What the task asks:
Reproduce the records below exactly, but leave their pictures out of the copy.

(Dataset rows for apps and sites)
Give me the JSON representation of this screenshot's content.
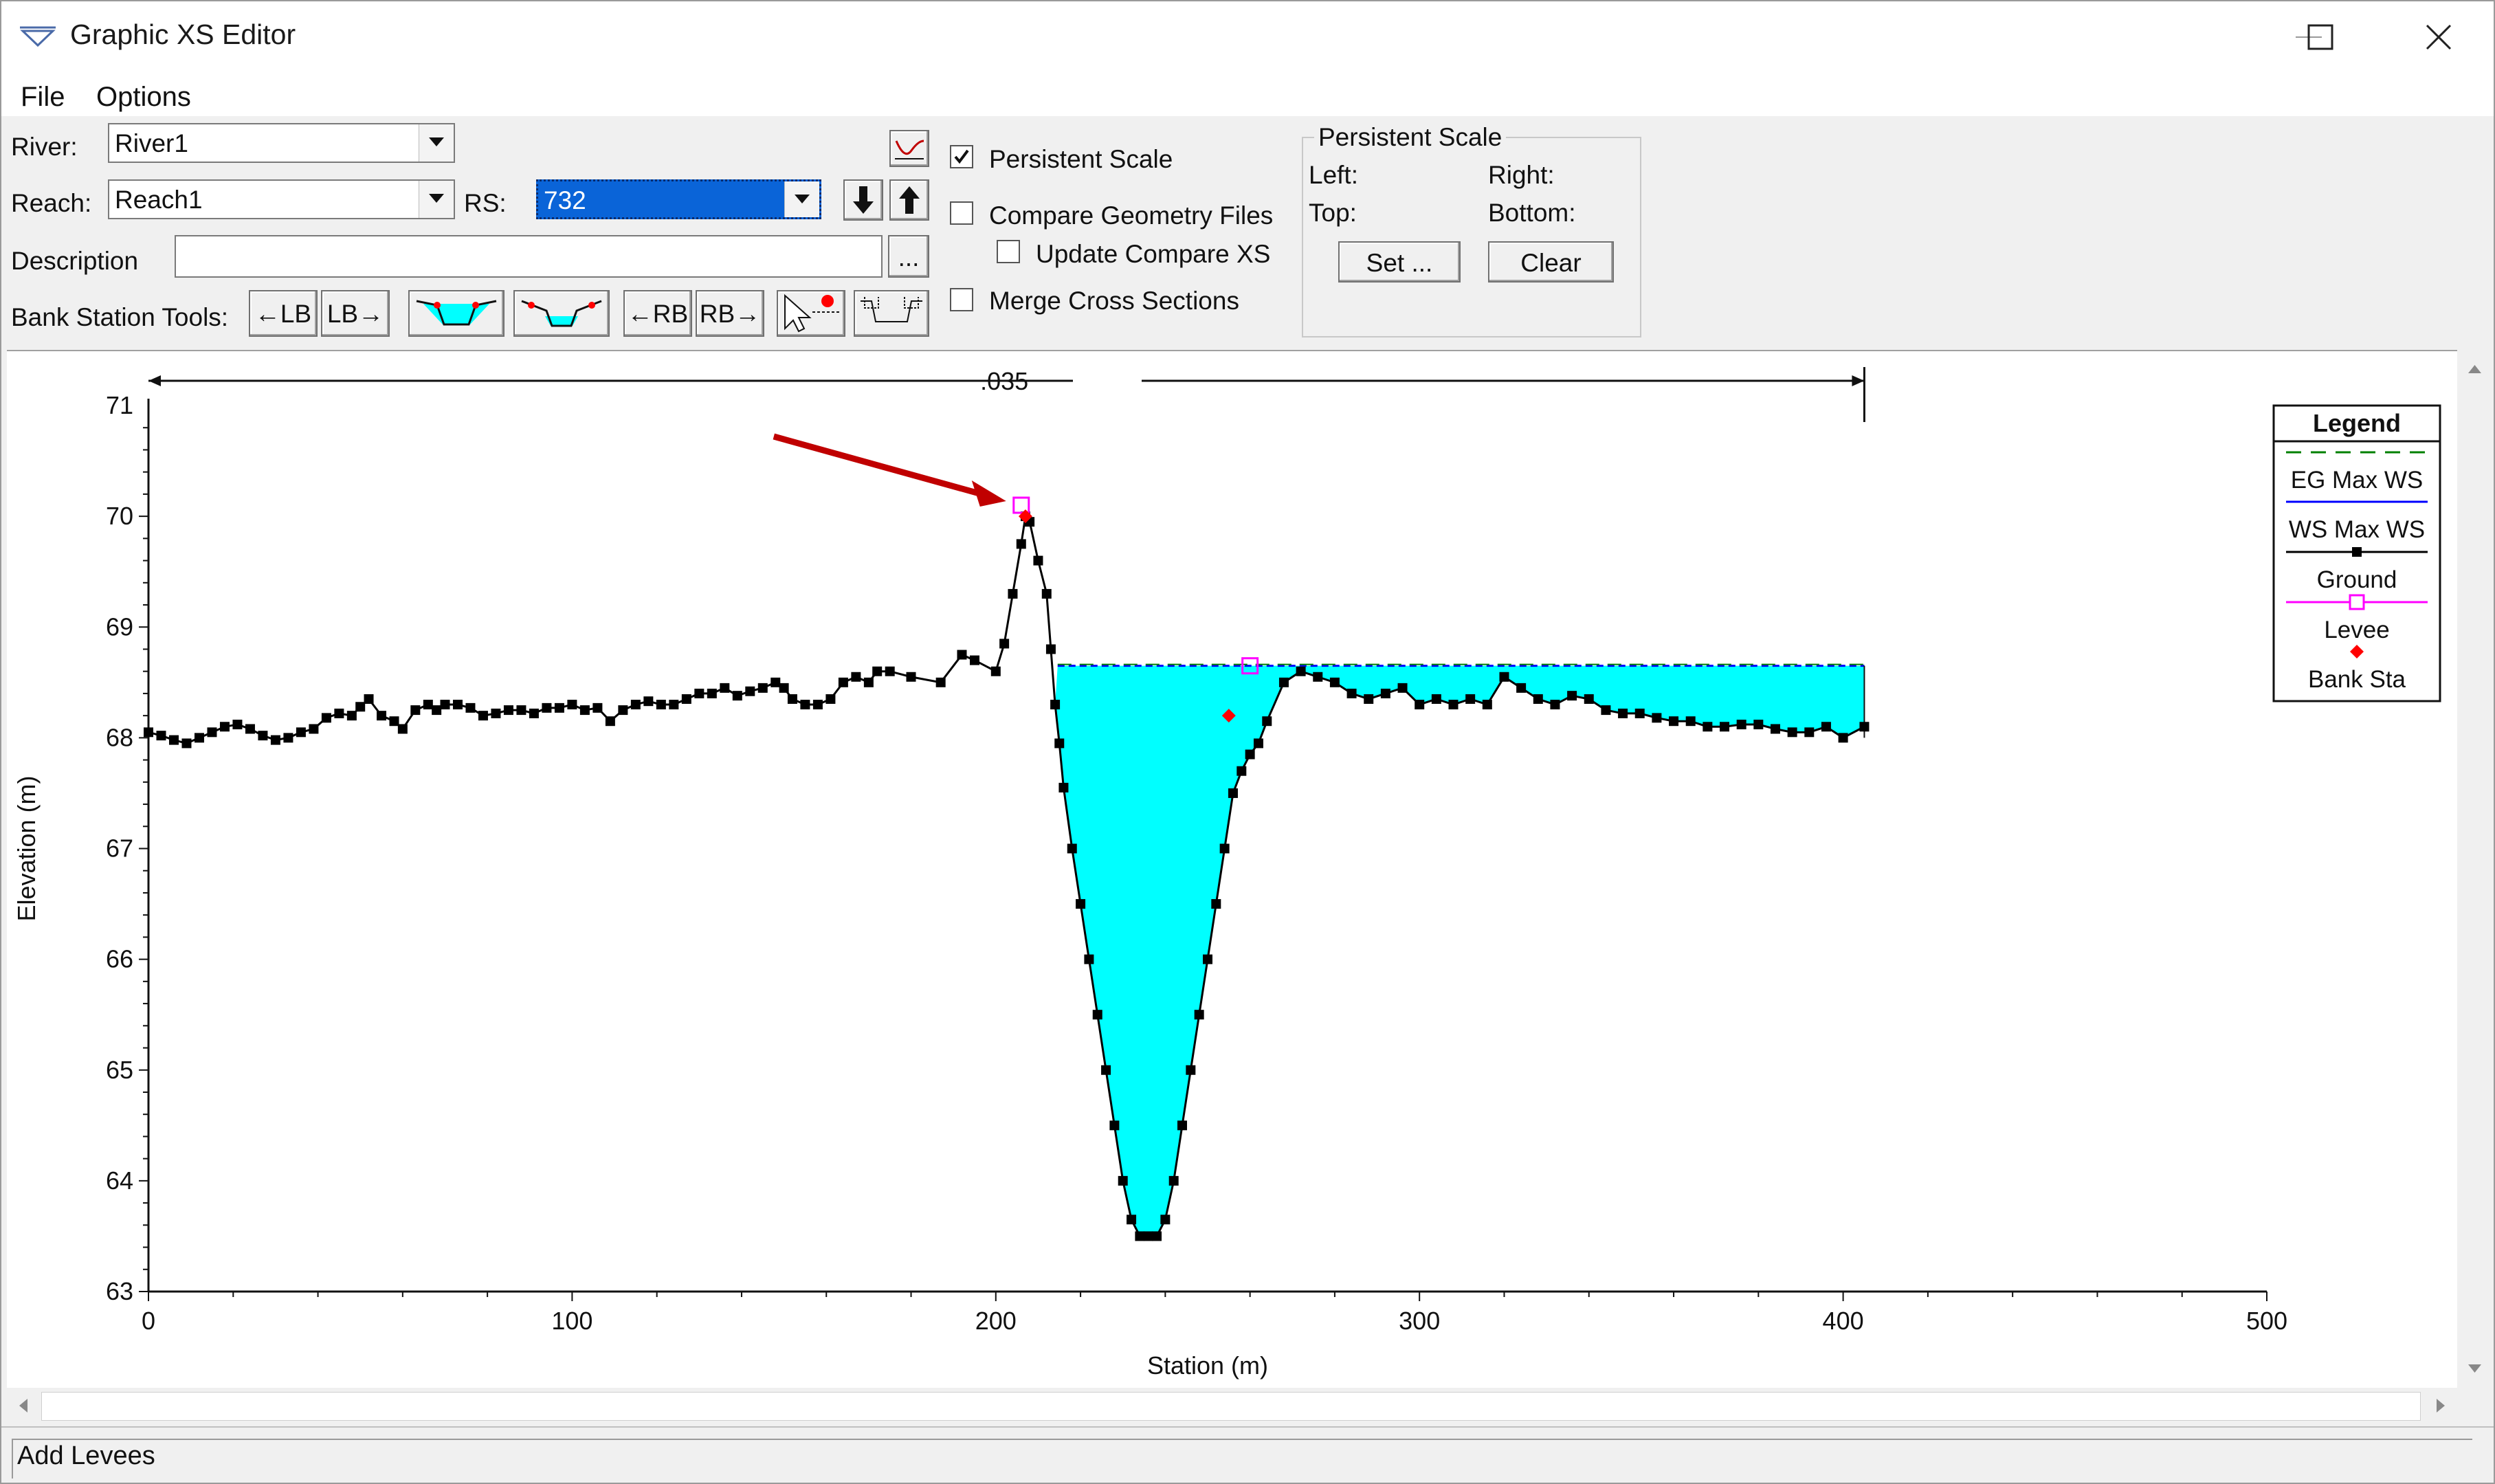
{
  "window": {
    "title": "Graphic XS Editor"
  },
  "menu": {
    "file": "File",
    "options": "Options"
  },
  "controls": {
    "river_label": "River:",
    "river_value": "River1",
    "reach_label": "Reach:",
    "reach_value": "Reach1",
    "rs_label": "RS:",
    "rs_value": "732",
    "description_label": "Description",
    "description_value": "",
    "ellipsis": "...",
    "bank_tools_label": "Bank Station Tools:",
    "tool_left_lb": "←LB",
    "tool_lb_right": "LB→",
    "tool_left_rb": "←RB",
    "tool_rb_right": "RB→"
  },
  "options": {
    "persistent_scale": {
      "label": "Persistent Scale",
      "checked": true
    },
    "compare_geometry": {
      "label": "Compare Geometry Files",
      "checked": false
    },
    "update_compare": {
      "label": "Update Compare XS",
      "checked": false
    },
    "merge_sections": {
      "label": "Merge Cross Sections",
      "checked": false
    }
  },
  "scale_group": {
    "title": "Persistent Scale",
    "left": "Left:",
    "right": "Right:",
    "top": "Top:",
    "bottom": "Bottom:",
    "set_button": "Set ...",
    "clear_button": "Clear"
  },
  "status": {
    "text": "Add Levees"
  },
  "colors": {
    "water": "#00ffff",
    "ground": "#000000",
    "levee": "#ff00ff",
    "bank": "#ff0000",
    "ws": "#0000ff",
    "eg": "#008000",
    "arrow": "#c00000"
  },
  "chart_data": {
    "type": "line",
    "xlabel": "Station (m)",
    "ylabel": "Elevation (m)",
    "xlim": [
      0,
      500
    ],
    "ylim": [
      63,
      71
    ],
    "x_ticks": [
      "0",
      "100",
      "200",
      "300",
      "400",
      "500"
    ],
    "y_ticks": [
      "63",
      "64",
      "65",
      "66",
      "67",
      "68",
      "69",
      "70",
      "71"
    ],
    "manning_label": ".035",
    "manning_extent": [
      0,
      405
    ],
    "legend": {
      "title": "Legend",
      "items": [
        "EG Max WS",
        "WS Max WS",
        "Ground",
        "Levee",
        "Bank Sta"
      ]
    },
    "water_surface_elevation": 68.65,
    "ground": {
      "x": [
        0,
        3,
        6,
        9,
        12,
        15,
        18,
        21,
        24,
        27,
        30,
        33,
        36,
        39,
        42,
        45,
        48,
        50,
        52,
        55,
        58,
        60,
        63,
        66,
        68,
        70,
        73,
        76,
        79,
        82,
        85,
        88,
        91,
        94,
        97,
        100,
        103,
        106,
        109,
        112,
        115,
        118,
        121,
        124,
        127,
        130,
        133,
        136,
        139,
        142,
        145,
        148,
        150,
        152,
        155,
        158,
        161,
        164,
        167,
        170,
        172,
        175,
        180,
        187,
        192,
        195,
        200,
        202,
        204,
        206,
        207,
        208,
        210,
        212,
        213,
        214,
        215,
        216,
        218,
        220,
        222,
        224,
        226,
        228,
        230,
        232,
        234,
        236,
        238,
        240,
        242,
        244,
        246,
        248,
        250,
        252,
        254,
        256,
        258,
        260,
        262,
        264,
        268,
        272,
        276,
        280,
        284,
        288,
        292,
        296,
        300,
        304,
        308,
        312,
        316,
        320,
        324,
        328,
        332,
        336,
        340,
        344,
        348,
        352,
        356,
        360,
        364,
        368,
        372,
        376,
        380,
        384,
        388,
        392,
        396,
        400,
        405
      ],
      "y": [
        68.05,
        68.02,
        67.98,
        67.95,
        68.0,
        68.05,
        68.1,
        68.12,
        68.08,
        68.02,
        67.98,
        68.0,
        68.05,
        68.08,
        68.18,
        68.22,
        68.2,
        68.28,
        68.35,
        68.2,
        68.15,
        68.08,
        68.25,
        68.3,
        68.25,
        68.3,
        68.3,
        68.27,
        68.2,
        68.22,
        68.25,
        68.25,
        68.22,
        68.27,
        68.27,
        68.3,
        68.25,
        68.27,
        68.15,
        68.25,
        68.3,
        68.33,
        68.3,
        68.3,
        68.35,
        68.4,
        68.4,
        68.45,
        68.38,
        68.42,
        68.45,
        68.5,
        68.45,
        68.35,
        68.3,
        68.3,
        68.35,
        68.5,
        68.55,
        68.5,
        68.6,
        68.6,
        68.55,
        68.5,
        68.75,
        68.7,
        68.6,
        68.85,
        69.3,
        69.75,
        70.0,
        69.95,
        69.6,
        69.3,
        68.8,
        68.3,
        67.95,
        67.55,
        67.0,
        66.5,
        66.0,
        65.5,
        65.0,
        64.5,
        64.0,
        63.65,
        63.5,
        63.5,
        63.5,
        63.65,
        64.0,
        64.5,
        65.0,
        65.5,
        66.0,
        66.5,
        67.0,
        67.5,
        67.7,
        67.85,
        67.95,
        68.15,
        68.5,
        68.6,
        68.55,
        68.5,
        68.4,
        68.35,
        68.4,
        68.45,
        68.3,
        68.35,
        68.3,
        68.35,
        68.3,
        68.55,
        68.45,
        68.35,
        68.3,
        68.38,
        68.35,
        68.25,
        68.22,
        68.22,
        68.18,
        68.15,
        68.15,
        68.1,
        68.1,
        68.12,
        68.12,
        68.08,
        68.05,
        68.05,
        68.1,
        68.0,
        68.1,
        68.05,
        68.0,
        68.15,
        67.95,
        68.0
      ]
    },
    "levees": [
      {
        "x": 206,
        "y": 70.1
      },
      {
        "x": 260,
        "y": 68.65
      }
    ],
    "bank_stations": [
      {
        "x": 207,
        "y": 70.0
      },
      {
        "x": 255,
        "y": 68.2
      }
    ]
  }
}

Your solution:
Give me the JSON representation of this screenshot's content.
{
  "window": {
    "title": "Graphic XS Editor"
  },
  "menu": {
    "file": "File",
    "options": "Options"
  },
  "controls": {
    "river_label": "River:",
    "river_value": "River1",
    "reach_label": "Reach:",
    "reach_value": "Reach1",
    "rs_label": "RS:",
    "rs_value": "732",
    "description_label": "Description",
    "description_value": "",
    "ellipsis": "...",
    "bank_tools_label": "Bank Station Tools:",
    "tool_left_lb": "←LB",
    "tool_lb_right": "LB→",
    "tool_left_rb": "←RB",
    "tool_rb_right": "RB→"
  },
  "options": {
    "persistent_scale": {
      "label": "Persistent Scale",
      "checked": true
    },
    "compare_geometry": {
      "label": "Compare Geometry Files",
      "checked": false
    },
    "update_compare": {
      "label": "Update Compare XS",
      "checked": false
    },
    "merge_sections": {
      "label": "Merge Cross Sections",
      "checked": false
    }
  },
  "scale_group": {
    "title": "Persistent Scale",
    "left": "Left:",
    "right": "Right:",
    "top": "Top:",
    "bottom": "Bottom:",
    "set_button": "Set ...",
    "clear_button": "Clear"
  },
  "status": {
    "text": "Add Levees"
  },
  "colors": {
    "water": "#00ffff",
    "ground": "#000000",
    "levee": "#ff00ff",
    "bank": "#ff0000",
    "ws": "#0000ff",
    "eg": "#008000",
    "arrow": "#c00000"
  },
  "chart_data": {
    "type": "line",
    "xlabel": "Station (m)",
    "ylabel": "Elevation (m)",
    "xlim": [
      0,
      500
    ],
    "ylim": [
      63,
      71
    ],
    "x_ticks": [
      "0",
      "100",
      "200",
      "300",
      "400",
      "500"
    ],
    "y_ticks": [
      "63",
      "64",
      "65",
      "66",
      "67",
      "68",
      "69",
      "70",
      "71"
    ],
    "manning_label": ".035",
    "manning_extent": [
      0,
      405
    ],
    "legend": {
      "title": "Legend",
      "items": [
        "EG Max WS",
        "WS Max WS",
        "Ground",
        "Levee",
        "Bank Sta"
      ]
    },
    "water_surface_elevation": 68.65,
    "ground": {
      "x": [
        0,
        3,
        6,
        9,
        12,
        15,
        18,
        21,
        24,
        27,
        30,
        33,
        36,
        39,
        42,
        45,
        48,
        50,
        52,
        55,
        58,
        60,
        63,
        66,
        68,
        70,
        73,
        76,
        79,
        82,
        85,
        88,
        91,
        94,
        97,
        100,
        103,
        106,
        109,
        112,
        115,
        118,
        121,
        124,
        127,
        130,
        133,
        136,
        139,
        142,
        145,
        148,
        150,
        152,
        155,
        158,
        161,
        164,
        167,
        170,
        172,
        175,
        180,
        187,
        192,
        195,
        200,
        202,
        204,
        206,
        207,
        208,
        210,
        212,
        213,
        214,
        215,
        216,
        218,
        220,
        222,
        224,
        226,
        228,
        230,
        232,
        234,
        236,
        238,
        240,
        242,
        244,
        246,
        248,
        250,
        252,
        254,
        256,
        258,
        260,
        262,
        264,
        268,
        272,
        276,
        280,
        284,
        288,
        292,
        296,
        300,
        304,
        308,
        312,
        316,
        320,
        324,
        328,
        332,
        336,
        340,
        344,
        348,
        352,
        356,
        360,
        364,
        368,
        372,
        376,
        380,
        384,
        388,
        392,
        396,
        400,
        405
      ],
      "y": [
        68.05,
        68.02,
        67.98,
        67.95,
        68.0,
        68.05,
        68.1,
        68.12,
        68.08,
        68.02,
        67.98,
        68.0,
        68.05,
        68.08,
        68.18,
        68.22,
        68.2,
        68.28,
        68.35,
        68.2,
        68.15,
        68.08,
        68.25,
        68.3,
        68.25,
        68.3,
        68.3,
        68.27,
        68.2,
        68.22,
        68.25,
        68.25,
        68.22,
        68.27,
        68.27,
        68.3,
        68.25,
        68.27,
        68.15,
        68.25,
        68.3,
        68.33,
        68.3,
        68.3,
        68.35,
        68.4,
        68.4,
        68.45,
        68.38,
        68.42,
        68.45,
        68.5,
        68.45,
        68.35,
        68.3,
        68.3,
        68.35,
        68.5,
        68.55,
        68.5,
        68.6,
        68.6,
        68.55,
        68.5,
        68.75,
        68.7,
        68.6,
        68.85,
        69.3,
        69.75,
        70.0,
        69.95,
        69.6,
        69.3,
        68.8,
        68.3,
        67.95,
        67.55,
        67.0,
        66.5,
        66.0,
        65.5,
        65.0,
        64.5,
        64.0,
        63.65,
        63.5,
        63.5,
        63.5,
        63.65,
        64.0,
        64.5,
        65.0,
        65.5,
        66.0,
        66.5,
        67.0,
        67.5,
        67.7,
        67.85,
        67.95,
        68.15,
        68.5,
        68.6,
        68.55,
        68.5,
        68.4,
        68.35,
        68.4,
        68.45,
        68.3,
        68.35,
        68.3,
        68.35,
        68.3,
        68.55,
        68.45,
        68.35,
        68.3,
        68.38,
        68.35,
        68.25,
        68.22,
        68.22,
        68.18,
        68.15,
        68.15,
        68.1,
        68.1,
        68.12,
        68.12,
        68.08,
        68.05,
        68.05,
        68.1,
        68.0,
        68.1,
        68.05,
        68.0,
        68.15,
        67.95,
        68.0
      ]
    },
    "levees": [
      {
        "x": 206,
        "y": 70.1
      },
      {
        "x": 260,
        "y": 68.65
      }
    ],
    "bank_stations": [
      {
        "x": 207,
        "y": 70.0
      },
      {
        "x": 255,
        "y": 68.2
      }
    ]
  }
}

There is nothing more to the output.